WORK TO BE COMPLETED: The answer is a single figure: how many lines below contain the word "this".

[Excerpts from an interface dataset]
• • • • •

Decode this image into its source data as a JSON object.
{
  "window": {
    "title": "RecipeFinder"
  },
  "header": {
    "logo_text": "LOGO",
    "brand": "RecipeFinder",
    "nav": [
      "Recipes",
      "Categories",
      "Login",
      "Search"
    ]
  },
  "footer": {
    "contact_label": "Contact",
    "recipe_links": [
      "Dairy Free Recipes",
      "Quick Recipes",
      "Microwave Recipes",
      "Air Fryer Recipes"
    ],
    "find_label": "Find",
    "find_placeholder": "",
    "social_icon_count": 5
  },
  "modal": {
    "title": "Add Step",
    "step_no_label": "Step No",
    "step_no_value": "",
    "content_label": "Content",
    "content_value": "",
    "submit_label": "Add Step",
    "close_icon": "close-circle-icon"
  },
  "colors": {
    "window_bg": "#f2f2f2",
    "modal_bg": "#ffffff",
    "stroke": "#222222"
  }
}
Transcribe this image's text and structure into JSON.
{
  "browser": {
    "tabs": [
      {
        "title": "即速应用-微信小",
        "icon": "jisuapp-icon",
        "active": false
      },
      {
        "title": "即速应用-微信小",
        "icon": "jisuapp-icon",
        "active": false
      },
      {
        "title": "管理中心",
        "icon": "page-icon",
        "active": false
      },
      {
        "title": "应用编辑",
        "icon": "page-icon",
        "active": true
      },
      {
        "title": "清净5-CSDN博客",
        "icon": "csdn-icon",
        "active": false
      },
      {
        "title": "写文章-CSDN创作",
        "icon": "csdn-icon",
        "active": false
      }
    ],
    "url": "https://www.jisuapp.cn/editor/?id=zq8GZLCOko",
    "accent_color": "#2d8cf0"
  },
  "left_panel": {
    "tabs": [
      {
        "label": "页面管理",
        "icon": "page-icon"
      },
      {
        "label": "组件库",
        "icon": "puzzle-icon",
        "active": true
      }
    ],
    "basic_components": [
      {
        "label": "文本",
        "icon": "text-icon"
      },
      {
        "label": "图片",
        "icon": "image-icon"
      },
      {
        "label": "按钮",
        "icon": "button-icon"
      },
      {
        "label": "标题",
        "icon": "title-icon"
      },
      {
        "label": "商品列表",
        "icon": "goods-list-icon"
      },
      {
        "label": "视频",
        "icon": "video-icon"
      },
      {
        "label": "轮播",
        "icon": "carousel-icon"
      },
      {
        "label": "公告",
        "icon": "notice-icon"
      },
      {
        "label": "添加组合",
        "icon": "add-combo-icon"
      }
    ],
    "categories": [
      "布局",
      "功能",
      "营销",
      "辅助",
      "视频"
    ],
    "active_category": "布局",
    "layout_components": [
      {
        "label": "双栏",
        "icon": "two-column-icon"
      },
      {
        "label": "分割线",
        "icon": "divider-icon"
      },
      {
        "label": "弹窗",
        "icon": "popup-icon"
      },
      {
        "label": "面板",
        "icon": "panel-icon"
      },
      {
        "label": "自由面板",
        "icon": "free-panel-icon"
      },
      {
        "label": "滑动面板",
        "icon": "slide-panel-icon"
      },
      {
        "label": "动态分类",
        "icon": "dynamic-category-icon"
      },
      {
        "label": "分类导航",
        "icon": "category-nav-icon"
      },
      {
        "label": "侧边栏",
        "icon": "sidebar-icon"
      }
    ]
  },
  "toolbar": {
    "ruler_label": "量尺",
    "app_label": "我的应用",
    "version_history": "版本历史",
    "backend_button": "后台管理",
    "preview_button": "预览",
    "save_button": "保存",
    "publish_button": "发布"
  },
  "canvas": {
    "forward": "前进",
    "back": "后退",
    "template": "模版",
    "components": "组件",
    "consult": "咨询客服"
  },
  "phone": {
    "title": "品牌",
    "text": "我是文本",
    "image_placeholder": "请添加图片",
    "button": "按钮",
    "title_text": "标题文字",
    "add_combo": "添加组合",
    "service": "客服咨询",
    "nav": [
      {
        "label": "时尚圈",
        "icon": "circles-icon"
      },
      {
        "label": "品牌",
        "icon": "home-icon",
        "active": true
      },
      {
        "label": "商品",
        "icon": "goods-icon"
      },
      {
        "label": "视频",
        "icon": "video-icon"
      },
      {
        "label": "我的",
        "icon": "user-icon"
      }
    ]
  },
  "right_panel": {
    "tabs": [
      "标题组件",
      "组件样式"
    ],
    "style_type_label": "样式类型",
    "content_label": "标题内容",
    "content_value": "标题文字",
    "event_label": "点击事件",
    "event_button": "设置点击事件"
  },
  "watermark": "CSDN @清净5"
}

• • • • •

TASK SOLUTION: 2